[Data about app and page elements]
►

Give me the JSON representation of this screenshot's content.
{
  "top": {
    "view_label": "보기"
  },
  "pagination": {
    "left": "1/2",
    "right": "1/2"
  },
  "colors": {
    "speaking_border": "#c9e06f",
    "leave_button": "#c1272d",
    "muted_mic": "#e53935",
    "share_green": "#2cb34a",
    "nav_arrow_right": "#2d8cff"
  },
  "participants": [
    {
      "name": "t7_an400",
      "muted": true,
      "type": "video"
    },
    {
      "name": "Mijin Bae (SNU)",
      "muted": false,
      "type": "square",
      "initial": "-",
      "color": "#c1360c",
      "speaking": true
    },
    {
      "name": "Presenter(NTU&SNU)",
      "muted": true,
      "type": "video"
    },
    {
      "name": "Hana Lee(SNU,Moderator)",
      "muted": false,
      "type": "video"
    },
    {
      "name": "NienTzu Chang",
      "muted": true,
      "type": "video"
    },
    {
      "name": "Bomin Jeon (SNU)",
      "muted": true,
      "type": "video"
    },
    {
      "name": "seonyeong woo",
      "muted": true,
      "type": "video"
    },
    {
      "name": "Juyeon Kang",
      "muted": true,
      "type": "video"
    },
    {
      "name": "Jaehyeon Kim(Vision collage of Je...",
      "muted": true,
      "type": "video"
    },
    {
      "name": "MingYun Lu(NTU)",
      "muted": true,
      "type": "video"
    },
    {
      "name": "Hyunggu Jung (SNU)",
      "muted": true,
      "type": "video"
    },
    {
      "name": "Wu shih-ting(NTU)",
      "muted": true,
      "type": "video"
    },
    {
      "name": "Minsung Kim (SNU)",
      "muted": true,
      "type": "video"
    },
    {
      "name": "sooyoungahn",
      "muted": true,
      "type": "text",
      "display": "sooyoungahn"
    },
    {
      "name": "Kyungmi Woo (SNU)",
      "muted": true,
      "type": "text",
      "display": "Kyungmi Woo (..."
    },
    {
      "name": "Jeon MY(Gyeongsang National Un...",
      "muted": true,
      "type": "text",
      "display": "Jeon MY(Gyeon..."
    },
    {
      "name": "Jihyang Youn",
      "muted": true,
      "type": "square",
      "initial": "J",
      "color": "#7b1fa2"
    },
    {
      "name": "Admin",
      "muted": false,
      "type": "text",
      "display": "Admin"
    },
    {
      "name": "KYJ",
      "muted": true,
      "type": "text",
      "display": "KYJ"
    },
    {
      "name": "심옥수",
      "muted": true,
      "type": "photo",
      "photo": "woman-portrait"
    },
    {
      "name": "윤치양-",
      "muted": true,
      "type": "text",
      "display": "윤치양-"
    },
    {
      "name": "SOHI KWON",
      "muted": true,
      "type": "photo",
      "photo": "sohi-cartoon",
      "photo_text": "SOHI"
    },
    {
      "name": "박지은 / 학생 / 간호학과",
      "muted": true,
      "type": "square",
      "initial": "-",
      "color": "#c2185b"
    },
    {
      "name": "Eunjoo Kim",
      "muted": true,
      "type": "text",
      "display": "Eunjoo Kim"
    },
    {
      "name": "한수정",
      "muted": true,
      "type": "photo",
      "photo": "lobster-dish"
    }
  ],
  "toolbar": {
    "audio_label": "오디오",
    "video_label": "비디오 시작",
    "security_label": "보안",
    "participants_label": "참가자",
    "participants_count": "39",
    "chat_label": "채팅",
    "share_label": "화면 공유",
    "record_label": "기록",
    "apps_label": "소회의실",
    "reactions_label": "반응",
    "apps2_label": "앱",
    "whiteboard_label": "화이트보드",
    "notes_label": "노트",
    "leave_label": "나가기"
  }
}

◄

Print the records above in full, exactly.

**Reply:**
Give me the JSON representation of this screenshot's content.
{
  "top": {
    "view_label": "보기"
  },
  "pagination": {
    "left": "1/2",
    "right": "1/2"
  },
  "colors": {
    "speaking_border": "#c9e06f",
    "leave_button": "#c1272d",
    "muted_mic": "#e53935",
    "share_green": "#2cb34a",
    "nav_arrow_right": "#2d8cff"
  },
  "participants": [
    {
      "name": "t7_an400",
      "muted": true,
      "type": "video"
    },
    {
      "name": "Mijin Bae (SNU)",
      "muted": false,
      "type": "square",
      "initial": "-",
      "color": "#c1360c",
      "speaking": true
    },
    {
      "name": "Presenter(NTU&SNU)",
      "muted": true,
      "type": "video"
    },
    {
      "name": "Hana Lee(SNU,Moderator)",
      "muted": false,
      "type": "video"
    },
    {
      "name": "NienTzu Chang",
      "muted": true,
      "type": "video"
    },
    {
      "name": "Bomin Jeon (SNU)",
      "muted": true,
      "type": "video"
    },
    {
      "name": "seonyeong woo",
      "muted": true,
      "type": "video"
    },
    {
      "name": "Juyeon Kang",
      "muted": true,
      "type": "video"
    },
    {
      "name": "Jaehyeon Kim(Vision collage of Je...",
      "muted": true,
      "type": "video"
    },
    {
      "name": "MingYun Lu(NTU)",
      "muted": true,
      "type": "video"
    },
    {
      "name": "Hyunggu Jung (SNU)",
      "muted": true,
      "type": "video"
    },
    {
      "name": "Wu shih-ting(NTU)",
      "muted": true,
      "type": "video"
    },
    {
      "name": "Minsung Kim (SNU)",
      "muted": true,
      "type": "video"
    },
    {
      "name": "sooyoungahn",
      "muted": true,
      "type": "text",
      "display": "sooyoungahn"
    },
    {
      "name": "Kyungmi Woo (SNU)",
      "muted": true,
      "type": "text",
      "display": "Kyungmi Woo (..."
    },
    {
      "name": "Jeon MY(Gyeongsang National Un...",
      "muted": true,
      "type": "text",
      "display": "Jeon MY(Gyeon..."
    },
    {
      "name": "Jihyang Youn",
      "muted": true,
      "type": "square",
      "initial": "J",
      "color": "#7b1fa2"
    },
    {
      "name": "Admin",
      "muted": false,
      "type": "text",
      "display": "Admin"
    },
    {
      "name": "KYJ",
      "muted": true,
      "type": "text",
      "display": "KYJ"
    },
    {
      "name": "심옥수",
      "muted": true,
      "type": "photo",
      "photo": "woman-portrait"
    },
    {
      "name": "윤치양-",
      "muted": true,
      "type": "text",
      "display": "윤치양-"
    },
    {
      "name": "SOHI KWON",
      "muted": true,
      "type": "photo",
      "photo": "sohi-cartoon",
      "photo_text": "SOHI"
    },
    {
      "name": "박지은 / 학생 / 간호학과",
      "muted": true,
      "type": "square",
      "initial": "-",
      "color": "#c2185b"
    },
    {
      "name": "Eunjoo Kim",
      "muted": true,
      "type": "text",
      "display": "Eunjoo Kim"
    },
    {
      "name": "한수정",
      "muted": true,
      "type": "photo",
      "photo": "lobster-dish"
    }
  ],
  "toolbar": {
    "audio_label": "오디오",
    "video_label": "비디오 시작",
    "security_label": "보안",
    "participants_label": "참가자",
    "participants_count": "39",
    "chat_label": "채팅",
    "share_label": "화면 공유",
    "record_label": "기록",
    "apps_label": "소회의실",
    "reactions_label": "반응",
    "apps2_label": "앱",
    "whiteboard_label": "화이트보드",
    "notes_label": "노트",
    "leave_label": "나가기"
  }
}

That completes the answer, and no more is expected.